Archaeological zones of Campeche will be open to the public during the Easter Holidays

Edzna (Photo: SECTUR)

Photo: (Yucatán a la mano)

Campeche, Camp., (April 02, 2021).- Despite the announcement of the closure of different archaeological zones in the country such as Chichén Itzá or Teotihuacan, of the 16 sacred Maya sites found in Campeche, seven will be open: Calakmul, Edzná, Hormiguero, Balamkú, Xpuhil, Hochob, and Becán, which may be visited during this Easter holiday period, at their usual hours from Monday to Sunday from 8:00 a.m. to 5:00 p.m.

During his visit to Campeche, President Andrés Manuel López Obrador stated that the archaeological zone of Calakmul was like the New York of the Maya, which was answered by the archaeologist Adriana Velázquez Morlet, delegate of the National Institute of Anthropology and History (INAH) in the state.

Calakmul was one of the largest Mayan cities, where more than 120 stelae have been located between structures and pyramids; its development is recorded around the year 200 and 300 BC, according to the investigations of the archaeologist Ramón Carrasco, explained the expert.

In 2002 Calakmul was named a World Heritage Site and, in 2014 it was recognized as a mixed cultural and natural asset and inscribed on the Unesco World Heritage List as a Natural and Cultural Heritage of Humanity.

With its history and all that it offers, Campeche can be one of the places to visit during the Easter holidays, since the state is under a Green on the epidemiological traffic light.

“Campeche is a very pleasant and safe option for a visit because, as President López Obrador said, it is one of the safest states in the country; you can travel without problem to archaeological sites and to our museums with all security measures ”, assured the archaeologist.

Calakmul is located within the largest jungle in Mesoamerica with 70 square kilometers, in the southern part of the Biosphere Reserve, considered the second largest extension of tropical forests in America.

Velázquez Morlet explained that Calakmul is named after the botanical biologist Cyrus Lundell, when he discovered the site in 1931, once he was taken to the site by loggers and chicleros who discovered it before him.

“He identifies it by structures 1 and 2 and since they are close to each other, he called them adjacent mounds and asked the people of the region how this would be said in Maya; this is how the word Calakmul was created, of course, it is not its original name, that could have been Chiik Naab (house of the water lily), which is mentioned in monuments of the ancient pre-Hispanic city ”, he said.

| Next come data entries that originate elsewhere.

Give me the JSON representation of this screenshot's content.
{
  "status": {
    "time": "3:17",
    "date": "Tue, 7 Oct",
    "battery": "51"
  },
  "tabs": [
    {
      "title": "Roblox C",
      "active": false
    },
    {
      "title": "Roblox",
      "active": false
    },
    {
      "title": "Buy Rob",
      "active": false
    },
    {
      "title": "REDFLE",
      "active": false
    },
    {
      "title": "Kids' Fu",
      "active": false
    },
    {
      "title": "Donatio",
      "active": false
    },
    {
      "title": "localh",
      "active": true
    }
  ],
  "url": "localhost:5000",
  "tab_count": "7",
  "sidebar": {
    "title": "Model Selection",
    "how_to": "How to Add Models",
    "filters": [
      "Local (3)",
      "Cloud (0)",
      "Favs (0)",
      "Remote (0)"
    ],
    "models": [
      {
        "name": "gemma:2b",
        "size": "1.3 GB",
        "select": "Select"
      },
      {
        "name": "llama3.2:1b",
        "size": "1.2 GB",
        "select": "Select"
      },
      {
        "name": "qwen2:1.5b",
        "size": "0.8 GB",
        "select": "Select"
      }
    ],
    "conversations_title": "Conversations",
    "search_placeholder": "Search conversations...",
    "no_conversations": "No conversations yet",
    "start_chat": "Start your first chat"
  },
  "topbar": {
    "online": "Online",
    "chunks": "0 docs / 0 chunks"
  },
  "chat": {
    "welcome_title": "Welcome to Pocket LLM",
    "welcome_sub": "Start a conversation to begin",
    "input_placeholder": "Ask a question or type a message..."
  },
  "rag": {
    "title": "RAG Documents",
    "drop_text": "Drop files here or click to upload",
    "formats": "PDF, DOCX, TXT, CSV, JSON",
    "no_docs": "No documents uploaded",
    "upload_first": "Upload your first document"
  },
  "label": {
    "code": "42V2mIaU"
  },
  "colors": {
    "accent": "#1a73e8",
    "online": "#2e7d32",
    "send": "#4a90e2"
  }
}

Although Velázquez Morlet stressed that Campeche is a state that has enormous archaeological and historical wealth “, just to give general data, we have more than a thousand registered archaeological sites, of which 17 have already been explored and at least partially open to visitors.”

This panorama places Campeche as a state with enormous cultural potential, since the sites mentioned by the chief executive, such as Calakmul and Edzná, are constructions that had to do with the political and economic importance of the ancient Maya, between the 7th and 19th centuries.